I simply can’t understand what on earth would lead someone to take a knife or a gun to another person. But I do know that if people weren’t carrying weapons, these incidents would be far rarer.
I’m always incredibly hesitant to link any tragedy to a political point, but it was a Police Officer who said to me in absolutely categorical terms that young people are now carrying weapons because they know that there are far fewer Police to catch them.
When I was first elected in 2012, Barnhill had a dedicated Police team of five. That fell to just two – at which point Boris Johnson staggeringly proposed to get rid of all the Police Community Support Officers in London.
I’m old fashioned on Policing: the most effective deterrence to crime is visible bobbies on the beat. When I was growing up, we all knew our local PC – in fact he used to pop into our school to help with PE lessons. That built trust: it meant the Police felt accessible and human – but it also meant that we knew the law was never far away if we started making mischief.
That sounds like some romantic 1950s idyll nowadays! Today the Police are so over-stretched that young people only seem to encounter them in hostile situations. Trust has broken down and everyone is losing out.
The Government have justifiably received much criticism for the cash-strapped state of the NHS and the tripling of tuition fees, but one of the worst impacts of the Government’s brutal cuts has been death of community policing.
Against this backdrop I’m relieved that Sadiq Khan has not only scrapped Boris’ ludicrous plan to fire PCSOs, but that he has promised an additional Police Officer for every ward in London. We should have ours in place by Christmas. This won’t change the world, but hopefully if we get a good Officer, it will at least be a step in the right direction.
In difficult times it’s all the more important that the community stands together. A community where people feel included and welcome is surely a safer community. Solutions don’t have to come from above and I’d like to pay tribute to a couple of groups making a huge contribution in our community.
Firstly the Chalkhill Social and Enterprise Club, a social enterprise developed by a group of local residents with disabilities to provide mutual support and to build an enterprise ethos. Please take a look at their website.
And also to the wonderful ladies who organise and run a table sale in the Chalkhill Community Centre on the first Saturday of every month. There’s a wide variety of stalls and always a lovely atmosphere, so wherever you are please try and pop down this coming Saturday.
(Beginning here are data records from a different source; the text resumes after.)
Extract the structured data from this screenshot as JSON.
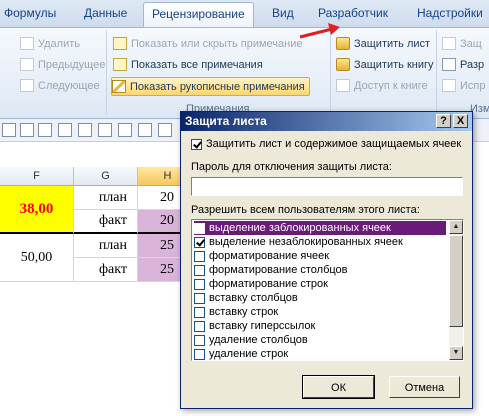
{
  "tabs": [
    "Формулы",
    "Данные",
    "Рецензирование",
    "Вид",
    "Разработчик",
    "Надстройки"
  ],
  "ribbon": {
    "left_items": [
      "Удалить",
      "Предыдущее",
      "Следующее"
    ],
    "center_items": [
      "Показать или скрыть примечание",
      "Показать все примечания",
      "Показать рукописные примечания"
    ],
    "right_items": [
      "Защитить лист",
      "Защитить книгу",
      "Доступ к книге"
    ],
    "far_right_items": [
      "Защ",
      "Разр",
      "Испр"
    ],
    "group_label": "Примечания",
    "group_label_right": "Изм"
  },
  "sheet": {
    "columns": [
      "F",
      "G",
      "H"
    ],
    "f_values": [
      "38,00",
      "50,00"
    ],
    "g_values": [
      "план",
      "факт",
      "план",
      "факт"
    ],
    "h_values": [
      "20",
      "20",
      "25",
      "25"
    ]
  },
  "dialog": {
    "title": "Защита листа",
    "help_glyph": "?",
    "close_glyph": "X",
    "protect_label": "Защитить лист и содержимое защищаемых ячеек",
    "protect_checked": true,
    "password_label": "Пароль для отключения защиты листа:",
    "password_value": "",
    "allow_label": "Разрешить всем пользователям этого листа:",
    "permissions": [
      {
        "label": "выделение заблокированных ячеек",
        "checked": false,
        "selected": true
      },
      {
        "label": "выделение незаблокированных ячеек",
        "checked": true,
        "selected": false
      },
      {
        "label": "форматирование ячеек",
        "checked": false,
        "selected": false
      },
      {
        "label": "форматирование столбцов",
        "checked": false,
        "selected": false
      },
      {
        "label": "форматирование строк",
        "checked": false,
        "selected": false
      },
      {
        "label": "вставку столбцов",
        "checked": false,
        "selected": false
      },
      {
        "label": "вставку строк",
        "checked": false,
        "selected": false
      },
      {
        "label": "вставку гиперссылок",
        "checked": false,
        "selected": false
      },
      {
        "label": "удаление столбцов",
        "checked": false,
        "selected": false
      },
      {
        "label": "удаление строк",
        "checked": false,
        "selected": false
      }
    ],
    "ok_label": "ОК",
    "cancel_label": "Отмена"
  },
  "colors": {
    "accent": "#15428b",
    "highlight_cell": "#ffff00",
    "value_red": "#ff0000",
    "selected_column": "#d9b3d9",
    "dialog_title": "#0a246a",
    "list_selection": "#6a1b7a",
    "arrow": "#e02020"
  },
  "icons": {
    "lock": "lock-icon",
    "comment": "comment-icon",
    "pen": "pen-icon",
    "arrow": "red-arrow-icon"
  }
}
It was great to attend Labour Party Conference last month. I always enjoy visiting the fantastic city of Liverpool and it was a considerable relief to see the Party finally draw a line under months of introspective bloodletting and to start uniting against this hapless Government.
A real highlight of Conference was meeting Angela Rayner, Labour’s straight-talking Shadow Education Secretary and a definite rising star. Angela has quickly injected spirited leadership into the campaign against the Government’s nonsensical plans to reintroduce grammar schools.
The Government has clearly been rocked by the way this campaign has attracted support from right across the political spectrum, including many Tories and Sir Michael Wilshaw the highly influential former head of OFSTED. The Government’s recent wobble on this issue is a great example of what an effective outward-facing Opposition can achieve.
I made my own contribution to the campaign by appearing on the BBC local news in Lincolnshire and Yorkshire to discuss how my personal experiences shaped my opposition to the Eleven Plus. From the reaction to my last enews, I know that many of you share my passion on this subject. If you’d like to get more involved, why not come along to the annual public meeting of Comprehensive Future later this month.
Thanks as ever for reading and if you’d like to discuss any of these issues, or indeed anything else, please pop along to my advice surgery this coming Saturday: 11-1 in the Chalkhill Community Centre tucked behind Asda.